Equally concerning was news from Microsoft reporting on a massive phishing campaign targeting thousands of organizations. According to Dark Reading, the campaign “does not exploit a vulnerability in MFA. Instead, it spoofs an Office 365 authentication page to steal credentials.”
These stories and others like them highlight the risk of identity theft for individuals and businesses alike. Undoubtedly, the proliferation of risk reiterates the dire need to recruit more cybersecurity professionals into the field. As Jen Easterly and Chris Inglis celebrate their one-year anniversary of leading the nation’s cybersecurity strategies and initiatives, it’s worth noting that the federal government has taken several steps to develop a robust cybersecurity workforce. This week, CISA signed a Joint Workplan with Australia’s Cyber Security Centre. In a LinkedIn post announcing the effort, CISA wrote, “The signing of the Joint Workplan further exemplifies CISA and ACSC’s commitment to working together to develop a common strategy to protect and defend our global cyber ecosystem, cultivating an environment where network defenders and risk managers can collectively prevent and mitigate threats to critical infrastructure.”
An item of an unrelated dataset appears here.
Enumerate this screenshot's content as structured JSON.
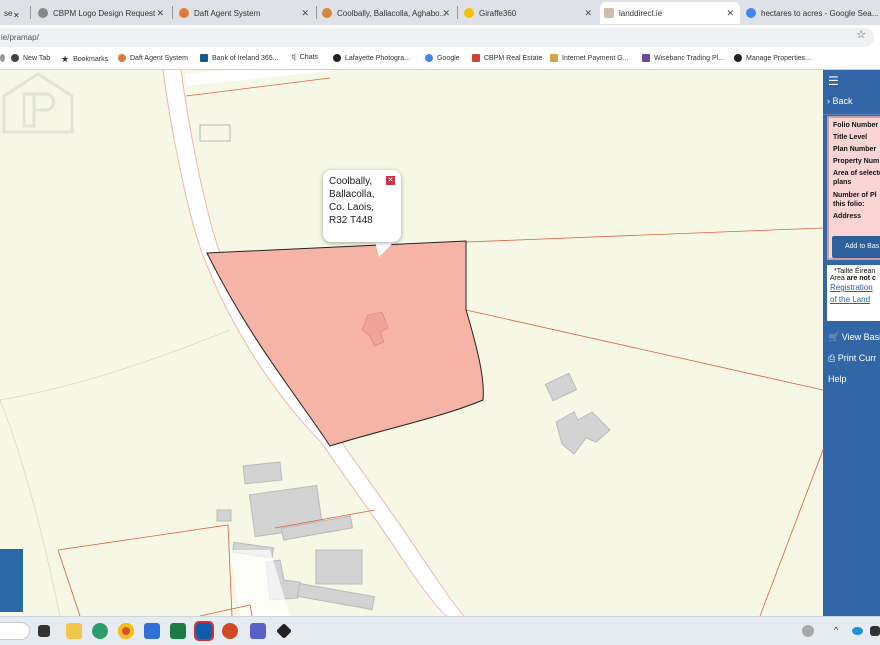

Now let’s look at what else made industry headlines this week.
Jul. 15: Infosecurity Magazine reported, “Falling cryptocurrency prices are putting pressure on crypto exchanges on the dark web and causing a “bank run,” security researchers have found. This is making it harder for threat actors to “monetize” their attacks, buy vulnerabilities or fund malware-as-a-service operations.”
Jul. 15: A report released by the Cyber Safety Review Board deemed the Log4j flaw an endemic problem.
Jul. 14: Medical devices could soon be added to Singapore’s list of IoT that need to undergo a cybersecurity labeling scheme as part of an effort to improve security in operational technologies.
Jul. 14. Bleeping Computer reported, “Researchers at Microsoft Threat Intelligence Center (MSTIC) are tracking the Holy Ghost ransomware gang as DEV-0530.”
Jul. 13: “A ransomware attack on a little-known debt collection firm that serves hundreds of hospitals and medical facilities across the U.S. could be one of the biggest data breaches of personal and health information this year,” TechCrunch reported.
Jul. 13: The former CIA employee who was charged with turning over a trove of classified information to WikiLeaks in what has been dubbed the “largest leak of classified data in the agency’s history” has been convicted on all counts.
Jul. 12: According to The Hacker News, “Hackers are impersonating well-known cybersecurity companies, such as CrowdStrike, in callback phishing emails to gain initial access to corporate networks.”
Jul. 12: Recognizing the EU’s GDPR has become the global standard for privacy, experts in the United States reportedly fear it is falling behind as a leader in cybersecurity, according to The Hill.
Jul. 12: A US startup boasts that it “scours open-source data in China to identify technologies most at risk of being stolen — and the people who might be tempted to steal them.”
Jul. 11: The Daily Swig reported, “The first four standardized protocols for post-quantum cryptography have been unveiled, laying the foundations for the development of apps and web technologies that incorporate “future proof” encryption.”Jul. 11: Non-fungible token traders who rely on the Axie Infinity platform lost a reported $540 million in cryptocurrency after a North Korean APT unleashed a spear phishing attack using social engineering tactics.